Much more traffic chaos expected
March 31, 2011
Tens of thousands of Oslo-area train passengers once again had to spend hours trying to get to their destinations on Wednesday. A new report suggests far more transport chaos lies ahead, as Norwegian officials fail to meet ever-rising demand for both better roads and public transit systems.
Wednesday’s serious delays for commuters and other train passengers were blamed on another round of signal problems affecting lines through Oslo’s Central Station (Oslo S) and the busy National Theater station. Some commuters reported that it took them more than four hours to get home Wednesday evening, for trips that should take less than one hour.
“Day after day, weeks, months, years – now the government must allocate the billions needed so that once and for all, this can be fixed,” exclaimed one frustrated commuter, Turid Stubergh from Ellingsrud in Oslo, to newspaper Aftenposten. She and thousands like her were faced with trains that were at a standstill, while railway NSB’s efforts to offer alternative bus or taxi service utterly failed to meet demand. Instructions over loudspeaker systems were also said to be difficult to hear and understand, while those who followed them often found the instructions to prove incorrect.
Stranded at the National Theater station, Stubergh said she was told to take the T-bane (metro) to Oslo S, then go to Track 19 where a bus would be waiting. It wasn’t. Once at Track 19, she was then told to instead take the metro to the Bryn station, where she might be able to get on a train home. “This is just unacceptable,” she said.
No relief in sight
A new report written by think tanks Urbana and Civita for the municipal government association KS, and presented in Thursday’s edition of Aftenposten, suggests that things will only get worse in the future. That’s because current plans for transport improvement will only meet half the demand expected to arise from population growth in the Oslo metropolitan area. The planners, according to the report, vastly underestimate growth and demand.
Even if all the planned public transit improvements in the Oslo region are carried out by 2030, the report predicts commuters will still be jammed into trains and metro lines, and motorists will still sit in regular traffic jams. The report’s authors predict that the average morning commute from Asker, west of the capital, into Oslo will increase from one hour and nine minutes today to one hour and 37 minutes within 20 years.

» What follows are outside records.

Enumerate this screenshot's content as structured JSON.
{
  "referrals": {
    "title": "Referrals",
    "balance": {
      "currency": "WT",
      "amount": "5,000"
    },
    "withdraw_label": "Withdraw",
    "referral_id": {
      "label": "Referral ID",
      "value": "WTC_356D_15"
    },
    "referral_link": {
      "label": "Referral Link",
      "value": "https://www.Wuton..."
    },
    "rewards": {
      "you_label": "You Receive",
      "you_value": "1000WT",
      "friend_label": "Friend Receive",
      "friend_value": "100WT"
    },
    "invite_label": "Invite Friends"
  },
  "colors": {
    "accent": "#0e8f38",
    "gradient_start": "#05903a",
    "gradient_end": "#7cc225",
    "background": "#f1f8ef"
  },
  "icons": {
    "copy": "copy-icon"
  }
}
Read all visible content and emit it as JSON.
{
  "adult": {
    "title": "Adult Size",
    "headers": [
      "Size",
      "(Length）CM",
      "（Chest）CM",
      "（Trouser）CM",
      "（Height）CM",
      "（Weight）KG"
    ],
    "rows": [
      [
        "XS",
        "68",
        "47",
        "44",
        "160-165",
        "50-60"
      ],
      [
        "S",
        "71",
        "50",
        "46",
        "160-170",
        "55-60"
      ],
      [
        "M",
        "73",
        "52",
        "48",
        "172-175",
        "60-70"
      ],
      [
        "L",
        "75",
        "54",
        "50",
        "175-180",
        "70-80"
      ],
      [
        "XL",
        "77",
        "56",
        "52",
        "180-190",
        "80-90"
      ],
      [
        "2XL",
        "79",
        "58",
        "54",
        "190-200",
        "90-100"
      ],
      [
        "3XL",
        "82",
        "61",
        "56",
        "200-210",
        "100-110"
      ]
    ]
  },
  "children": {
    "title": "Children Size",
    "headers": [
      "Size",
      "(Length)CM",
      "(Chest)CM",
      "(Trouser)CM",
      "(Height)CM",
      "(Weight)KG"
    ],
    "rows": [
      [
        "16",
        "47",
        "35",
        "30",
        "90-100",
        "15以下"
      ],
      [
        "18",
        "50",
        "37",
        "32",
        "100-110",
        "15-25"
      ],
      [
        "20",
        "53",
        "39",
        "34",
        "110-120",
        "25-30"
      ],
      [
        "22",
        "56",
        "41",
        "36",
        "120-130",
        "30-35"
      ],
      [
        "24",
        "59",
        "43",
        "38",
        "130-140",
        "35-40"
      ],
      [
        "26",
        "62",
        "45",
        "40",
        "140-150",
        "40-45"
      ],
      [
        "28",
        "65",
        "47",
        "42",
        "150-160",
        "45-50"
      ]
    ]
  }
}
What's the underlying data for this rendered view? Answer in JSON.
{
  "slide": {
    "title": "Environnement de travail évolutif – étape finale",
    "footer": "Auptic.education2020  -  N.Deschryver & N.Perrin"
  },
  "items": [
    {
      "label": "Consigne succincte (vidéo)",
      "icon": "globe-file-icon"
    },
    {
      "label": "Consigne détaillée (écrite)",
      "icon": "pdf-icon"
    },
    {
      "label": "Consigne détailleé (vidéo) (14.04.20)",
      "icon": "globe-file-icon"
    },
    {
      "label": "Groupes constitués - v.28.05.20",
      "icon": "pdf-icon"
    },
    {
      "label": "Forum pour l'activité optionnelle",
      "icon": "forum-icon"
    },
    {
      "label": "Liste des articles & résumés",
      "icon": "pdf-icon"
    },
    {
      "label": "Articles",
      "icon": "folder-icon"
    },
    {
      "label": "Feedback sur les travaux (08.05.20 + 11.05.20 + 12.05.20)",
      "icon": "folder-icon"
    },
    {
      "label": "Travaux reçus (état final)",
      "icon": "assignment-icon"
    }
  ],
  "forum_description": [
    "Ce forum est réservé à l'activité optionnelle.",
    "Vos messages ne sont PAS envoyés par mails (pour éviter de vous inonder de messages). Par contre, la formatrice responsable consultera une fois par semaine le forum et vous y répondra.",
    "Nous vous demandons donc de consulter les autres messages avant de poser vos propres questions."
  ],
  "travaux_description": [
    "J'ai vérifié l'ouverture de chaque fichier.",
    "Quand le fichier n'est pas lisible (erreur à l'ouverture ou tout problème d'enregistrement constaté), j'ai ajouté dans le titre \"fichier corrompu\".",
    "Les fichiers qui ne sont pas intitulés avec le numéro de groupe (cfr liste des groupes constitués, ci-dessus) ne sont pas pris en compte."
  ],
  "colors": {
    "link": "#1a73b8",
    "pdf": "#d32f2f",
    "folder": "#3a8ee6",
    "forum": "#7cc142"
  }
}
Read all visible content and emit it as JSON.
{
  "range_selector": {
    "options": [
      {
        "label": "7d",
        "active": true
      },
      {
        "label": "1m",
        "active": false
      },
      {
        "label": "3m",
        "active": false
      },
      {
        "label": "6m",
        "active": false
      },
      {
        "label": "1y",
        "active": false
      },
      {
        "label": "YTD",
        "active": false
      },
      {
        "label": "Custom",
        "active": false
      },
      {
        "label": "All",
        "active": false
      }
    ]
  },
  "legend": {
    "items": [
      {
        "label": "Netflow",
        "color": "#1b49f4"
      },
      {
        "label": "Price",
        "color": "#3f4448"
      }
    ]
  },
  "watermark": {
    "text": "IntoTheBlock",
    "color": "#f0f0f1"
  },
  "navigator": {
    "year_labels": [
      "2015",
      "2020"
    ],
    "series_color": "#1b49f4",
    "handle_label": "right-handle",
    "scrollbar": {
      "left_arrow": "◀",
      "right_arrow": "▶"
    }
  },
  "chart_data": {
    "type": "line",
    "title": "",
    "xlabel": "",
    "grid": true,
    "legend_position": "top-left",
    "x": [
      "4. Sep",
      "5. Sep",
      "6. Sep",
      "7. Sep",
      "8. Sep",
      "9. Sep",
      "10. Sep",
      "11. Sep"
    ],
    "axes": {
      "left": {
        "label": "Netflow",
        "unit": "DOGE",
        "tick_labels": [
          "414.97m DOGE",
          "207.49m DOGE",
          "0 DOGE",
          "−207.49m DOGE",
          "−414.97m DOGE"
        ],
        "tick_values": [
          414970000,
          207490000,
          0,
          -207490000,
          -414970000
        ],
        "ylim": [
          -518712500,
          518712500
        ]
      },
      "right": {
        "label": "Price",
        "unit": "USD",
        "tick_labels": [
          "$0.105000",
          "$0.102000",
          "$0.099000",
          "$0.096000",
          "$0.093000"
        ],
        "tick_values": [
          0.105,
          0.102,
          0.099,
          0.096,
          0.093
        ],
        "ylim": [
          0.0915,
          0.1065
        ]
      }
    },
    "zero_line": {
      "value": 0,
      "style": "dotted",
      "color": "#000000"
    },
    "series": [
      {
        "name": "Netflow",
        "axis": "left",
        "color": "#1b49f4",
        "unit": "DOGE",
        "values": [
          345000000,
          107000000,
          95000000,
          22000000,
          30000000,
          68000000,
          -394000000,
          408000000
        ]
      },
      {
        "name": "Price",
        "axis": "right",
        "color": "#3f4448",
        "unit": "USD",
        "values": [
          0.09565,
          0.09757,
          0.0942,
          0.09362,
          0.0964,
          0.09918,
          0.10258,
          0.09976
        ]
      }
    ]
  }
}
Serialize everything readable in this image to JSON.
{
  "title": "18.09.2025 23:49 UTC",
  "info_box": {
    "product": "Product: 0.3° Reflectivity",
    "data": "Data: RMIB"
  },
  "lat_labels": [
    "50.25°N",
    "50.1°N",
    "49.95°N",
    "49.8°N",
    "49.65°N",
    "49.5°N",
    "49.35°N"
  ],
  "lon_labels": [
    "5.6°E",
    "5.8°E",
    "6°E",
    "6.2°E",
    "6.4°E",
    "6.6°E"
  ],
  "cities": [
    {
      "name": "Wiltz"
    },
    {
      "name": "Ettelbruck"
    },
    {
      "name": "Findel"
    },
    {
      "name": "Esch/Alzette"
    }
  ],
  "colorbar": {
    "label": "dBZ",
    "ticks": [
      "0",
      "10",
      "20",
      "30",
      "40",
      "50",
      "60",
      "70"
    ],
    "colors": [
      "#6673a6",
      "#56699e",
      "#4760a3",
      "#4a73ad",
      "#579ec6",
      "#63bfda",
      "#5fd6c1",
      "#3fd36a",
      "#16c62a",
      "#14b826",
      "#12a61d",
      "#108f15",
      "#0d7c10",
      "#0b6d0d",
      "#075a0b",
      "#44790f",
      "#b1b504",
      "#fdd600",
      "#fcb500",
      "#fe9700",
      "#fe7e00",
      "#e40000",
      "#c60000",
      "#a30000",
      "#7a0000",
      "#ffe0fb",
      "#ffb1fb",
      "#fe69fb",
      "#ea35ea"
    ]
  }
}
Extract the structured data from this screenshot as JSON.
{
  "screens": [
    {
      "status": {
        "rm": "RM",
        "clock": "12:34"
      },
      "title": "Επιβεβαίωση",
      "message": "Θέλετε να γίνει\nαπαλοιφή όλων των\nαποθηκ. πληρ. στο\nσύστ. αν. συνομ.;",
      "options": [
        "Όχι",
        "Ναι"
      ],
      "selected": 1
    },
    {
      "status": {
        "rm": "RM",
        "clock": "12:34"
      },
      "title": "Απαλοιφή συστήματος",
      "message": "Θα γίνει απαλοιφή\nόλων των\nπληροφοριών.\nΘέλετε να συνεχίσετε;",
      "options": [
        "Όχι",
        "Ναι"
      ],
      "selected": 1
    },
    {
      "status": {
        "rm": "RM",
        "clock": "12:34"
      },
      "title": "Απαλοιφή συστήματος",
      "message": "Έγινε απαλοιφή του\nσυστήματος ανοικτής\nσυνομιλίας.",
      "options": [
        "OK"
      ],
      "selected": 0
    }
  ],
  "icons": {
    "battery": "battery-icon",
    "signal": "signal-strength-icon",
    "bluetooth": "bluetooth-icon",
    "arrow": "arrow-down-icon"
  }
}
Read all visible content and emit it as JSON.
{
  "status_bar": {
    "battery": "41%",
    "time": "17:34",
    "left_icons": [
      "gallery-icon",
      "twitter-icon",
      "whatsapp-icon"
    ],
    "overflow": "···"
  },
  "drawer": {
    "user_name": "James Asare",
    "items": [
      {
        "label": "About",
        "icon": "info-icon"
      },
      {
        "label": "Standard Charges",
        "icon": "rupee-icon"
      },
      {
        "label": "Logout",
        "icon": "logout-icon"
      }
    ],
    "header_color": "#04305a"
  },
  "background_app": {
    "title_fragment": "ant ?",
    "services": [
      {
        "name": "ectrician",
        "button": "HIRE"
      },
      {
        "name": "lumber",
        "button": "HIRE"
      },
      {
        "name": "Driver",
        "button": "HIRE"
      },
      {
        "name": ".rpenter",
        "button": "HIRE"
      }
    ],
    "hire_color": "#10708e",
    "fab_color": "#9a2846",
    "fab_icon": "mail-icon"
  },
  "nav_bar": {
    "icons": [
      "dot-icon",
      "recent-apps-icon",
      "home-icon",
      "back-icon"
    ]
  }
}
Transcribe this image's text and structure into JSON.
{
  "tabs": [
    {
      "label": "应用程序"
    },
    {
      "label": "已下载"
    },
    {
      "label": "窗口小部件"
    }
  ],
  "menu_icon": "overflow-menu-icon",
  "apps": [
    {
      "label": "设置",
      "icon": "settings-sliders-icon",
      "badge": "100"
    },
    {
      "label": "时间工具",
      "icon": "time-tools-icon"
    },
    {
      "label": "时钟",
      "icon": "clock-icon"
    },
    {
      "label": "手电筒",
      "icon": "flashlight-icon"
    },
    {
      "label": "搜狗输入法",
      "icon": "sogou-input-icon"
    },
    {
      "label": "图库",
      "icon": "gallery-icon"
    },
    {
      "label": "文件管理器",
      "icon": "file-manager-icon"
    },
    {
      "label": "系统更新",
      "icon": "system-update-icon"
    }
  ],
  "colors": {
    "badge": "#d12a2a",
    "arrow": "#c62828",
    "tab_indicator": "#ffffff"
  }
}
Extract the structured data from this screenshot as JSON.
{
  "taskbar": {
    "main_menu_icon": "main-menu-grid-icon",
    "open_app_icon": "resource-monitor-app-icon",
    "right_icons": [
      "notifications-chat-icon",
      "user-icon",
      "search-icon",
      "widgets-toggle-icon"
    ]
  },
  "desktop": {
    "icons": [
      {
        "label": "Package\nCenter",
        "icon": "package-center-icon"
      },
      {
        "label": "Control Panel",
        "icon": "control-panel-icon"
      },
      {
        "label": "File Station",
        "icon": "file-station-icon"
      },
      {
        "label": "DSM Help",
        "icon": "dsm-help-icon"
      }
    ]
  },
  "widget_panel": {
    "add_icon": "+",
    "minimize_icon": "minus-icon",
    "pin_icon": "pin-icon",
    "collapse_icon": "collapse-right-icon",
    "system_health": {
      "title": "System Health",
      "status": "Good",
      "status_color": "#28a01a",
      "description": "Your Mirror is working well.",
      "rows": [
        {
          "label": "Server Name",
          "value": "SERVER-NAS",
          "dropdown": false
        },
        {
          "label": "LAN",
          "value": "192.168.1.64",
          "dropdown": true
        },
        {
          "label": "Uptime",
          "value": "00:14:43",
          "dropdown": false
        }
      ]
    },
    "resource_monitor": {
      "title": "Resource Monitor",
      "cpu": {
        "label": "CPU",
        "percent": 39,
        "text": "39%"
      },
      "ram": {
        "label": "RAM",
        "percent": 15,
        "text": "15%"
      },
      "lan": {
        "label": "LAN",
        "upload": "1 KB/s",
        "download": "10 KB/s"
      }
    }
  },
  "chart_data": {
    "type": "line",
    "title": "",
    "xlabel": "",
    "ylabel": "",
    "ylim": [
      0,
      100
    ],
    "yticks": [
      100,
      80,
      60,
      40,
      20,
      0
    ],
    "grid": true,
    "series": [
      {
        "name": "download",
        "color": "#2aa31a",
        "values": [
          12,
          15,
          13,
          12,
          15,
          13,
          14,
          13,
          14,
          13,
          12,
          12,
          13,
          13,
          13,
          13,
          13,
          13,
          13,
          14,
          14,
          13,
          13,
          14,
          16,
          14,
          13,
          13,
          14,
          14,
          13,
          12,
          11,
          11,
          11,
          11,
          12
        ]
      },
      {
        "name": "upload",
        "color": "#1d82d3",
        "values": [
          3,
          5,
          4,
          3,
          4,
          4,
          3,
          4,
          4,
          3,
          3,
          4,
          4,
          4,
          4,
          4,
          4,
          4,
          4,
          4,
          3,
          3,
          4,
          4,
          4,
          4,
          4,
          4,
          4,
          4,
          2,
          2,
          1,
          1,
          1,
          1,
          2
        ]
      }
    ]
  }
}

Urban population in Norway’s nine largest cities is expected to continue growing, by another 30 percent by 2030, according to the KS report. Oslo’s population alone is increasing by around 15,000 persons a year, say city officials. That will require huge improvements in both road and public transit systems, with local governments dependent on getting funding from the state.
‘Time to invest in infrastructure at home’
Jøran Kallmyr, a city politician from the Progress Party in charge of transport issues in Oslo, says the report shows “in all clarity” that Norwegian government officials must “stop investing Norway’s capital (largely its oil revenues) in foreign stocks” and instead start investing more in infrastructure within Norway. His party, Norway’s most conservative, has long advocated more use of money that’s now set aside in the country’s huge so-called Oil Fund to fund future pensions.
“We can’t continue to live with infrastructure that only creates congestion and chaos,” Kallmyr told Aftenposten. “We have to invest at home. When (Prime Minister) Jens Stoltenberg says we’re saving money for future generations, he’s wrong. We are passing on a huge bill to them, huge losses on our infrastructure.”
Stoltenberg’s government has claimed that it has earmarked more money for transport improvements than any other in history. Not only is the money still short of what’s needed, though, but much of it has gone unused because of capacity problems in getting the work done. One local economist recently suggested that Norwegian officials should put major infrastructure projects out to international bid, and change regulations to allow foreign firms to do the job.